What Makes Commodity Prices Rise?
It’s not rocket science, so we don’t need to talk about things like thrust, energy, force, gravity, etc. Instead, we’ll limit ourselves to three factors that drive commodity prices higher:
- Increased Demand
- Decreased Supply
There are thousands of new millionaires being added in India, United Arab Emirates, Saudi Arabia, Singapore, and Russia (not to mention the U.S., Europe and the rest of the world) every year. There are also millions of people joining the middle class around the world every year.

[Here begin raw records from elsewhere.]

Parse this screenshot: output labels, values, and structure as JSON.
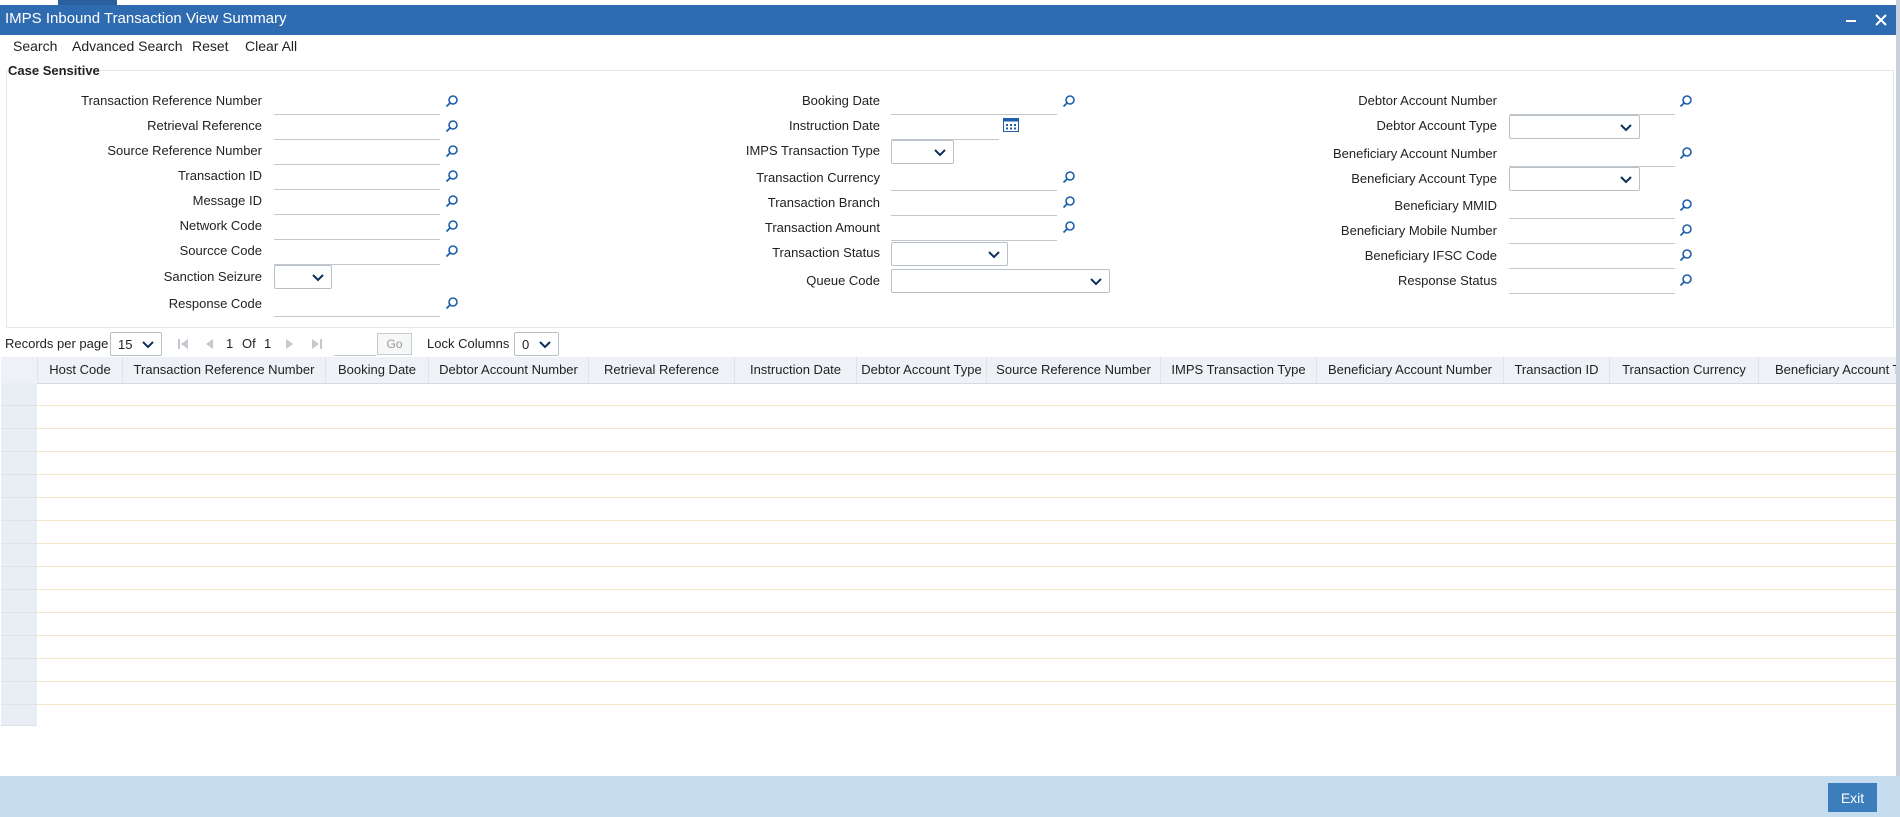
{
  "window": {
    "title": "IMPS Inbound Transaction View Summary"
  },
  "toolbar": {
    "search": "Search",
    "advanced_search": "Advanced Search",
    "reset": "Reset",
    "clear_all": "Clear All"
  },
  "form": {
    "legend": "Case Sensitive",
    "col1": {
      "transaction_reference_number": "Transaction Reference Number",
      "retrieval_reference": "Retrieval Reference",
      "source_reference_number": "Source Reference Number",
      "transaction_id": "Transaction ID",
      "message_id": "Message ID",
      "network_code": "Network Code",
      "source_code": "Sourcce Code",
      "sanction_seizure": "Sanction Seizure",
      "response_code": "Response Code"
    },
    "col2": {
      "booking_date": "Booking Date",
      "instruction_date": "Instruction Date",
      "imps_transaction_type": "IMPS Transaction Type",
      "transaction_currency": "Transaction Currency",
      "transaction_branch": "Transaction Branch",
      "transaction_amount": "Transaction Amount",
      "transaction_status": "Transaction Status",
      "queue_code": "Queue Code"
    },
    "col3": {
      "debtor_account_number": "Debtor Account Number",
      "debtor_account_type": "Debtor Account Type",
      "beneficiary_account_number": "Beneficiary Account Number",
      "beneficiary_account_type": "Beneficiary Account Type",
      "beneficiary_mmid": "Beneficiary MMID",
      "beneficiary_mobile_number": "Beneficiary Mobile Number",
      "beneficiary_ifsc_code": "Beneficiary IFSC Code",
      "response_status": "Response Status"
    }
  },
  "pager": {
    "records_per_page_label": "Records per page",
    "records_per_page_value": "15",
    "current_page": "1",
    "of_label": "Of",
    "total_pages": "1",
    "go_label": "Go",
    "lock_columns_label": "Lock Columns",
    "lock_columns_value": "0"
  },
  "table": {
    "columns": [
      "Host Code",
      "Transaction Reference Number",
      "Booking Date",
      "Debtor Account Number",
      "Retrieval Reference",
      "Instruction Date",
      "Debtor Account Type",
      "Source Reference Number",
      "IMPS Transaction Type",
      "Beneficiary Account Number",
      "Transaction ID",
      "Transaction Currency",
      "Beneficiary Account T"
    ]
  },
  "footer": {
    "exit_label": "Exit"
  },
  "colors": {
    "titlebar": "#2f6bb1",
    "footer": "#c6ddf0",
    "exit_button": "#3c7dbb",
    "accent_icon": "#1d5fa8"
  }
}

With this rising affluence comes an increase in purchasing power and a greater demand for commodities; i.e., the essentials that make life possible and/or more comfortable.
Just to give a few examples: 1. Gold is in demand as money and jewelry, which are in greater demand as more people increase their wealth. 2. Crude oil and gasoline are in greater demand as more people buy automobiles. 3. Rice, wheat, soybeans, corn, meats, coffee, sugar, and cocoa are in greater demand as people want to improve their diets and taste the sweeter things in life.
For years, commodity prices were relatively low (prior to 2000); however, as countries around the world adopt more market-based economies, the demand for commodities is growing. The added demand increases prices, thus calling out more supply (giving people a greater incentive to produce commodities). Unfortunately, it often takes years to increase the supply of some commodities. Commodities that must be taken out of the ground (oil and metals) have the longest lead times. In the short run, the supply isn’t keeping up with the added demand. Some people view this more as an increase in demand rather than a decrease in supply, but you could say the supply is going down relative to the demand. The effect is the same as a shortage of commodities (relative to demand) and the bottom line is that prices are going up.
During the first stage of inflation, commodity price increases are caused by an expansion of the money supply and credit. During the second stage, people begin to anticipate future declines in their currency’s purchasing power, and the currency’s price (relative to commodities) begins to drop faster than the supply expansion would suggest. As existing money buys less, more money is needed to buy the same quantity of commodities. More money is then printed (and easier credit is extended) to meet the ever-expanding anticipatory “need”/demand for it, reducing the currency’s price and pushing commodity prices higher still.
As more countries move toward market economies, billions of people join the marketplace for commodities. This unprecedented demand for commodities is creating shortages while the markets’ rationing tool (price) is doing its job by supplying goods to consumers who are willing and able to pay the (higher) market price. Until the supply of commodities can catch up with the added demand, prices will rise.
In a world of fiat currencies beset with the notion of inflationomics, governments around the world are trying to stimulate their economies relative to the rest of the world. Those who depreciate their currencies more (through currency and credit expansion) are rewarded with greater exports (in the short run), but pay the price for their profligacy with higher commodity prices. Because the world uses the U.S. dollar as a reserve currency, U.S. dollar-holders share the pain of dollar-denominated commodity price rises when the U.S. Federal Reserve (Fed) inflates the U.S. currency and/or expands credit. This occurs every time the U.S. economy has a crisis (which is happening more frequently these days).
The convergence of increased demand, short supplies, and world-wide inflation is bringing the world record commodity prices. Exactly how high prices will go is open to conjecture. Perhaps, in that sense, rocket science results are easier to predict!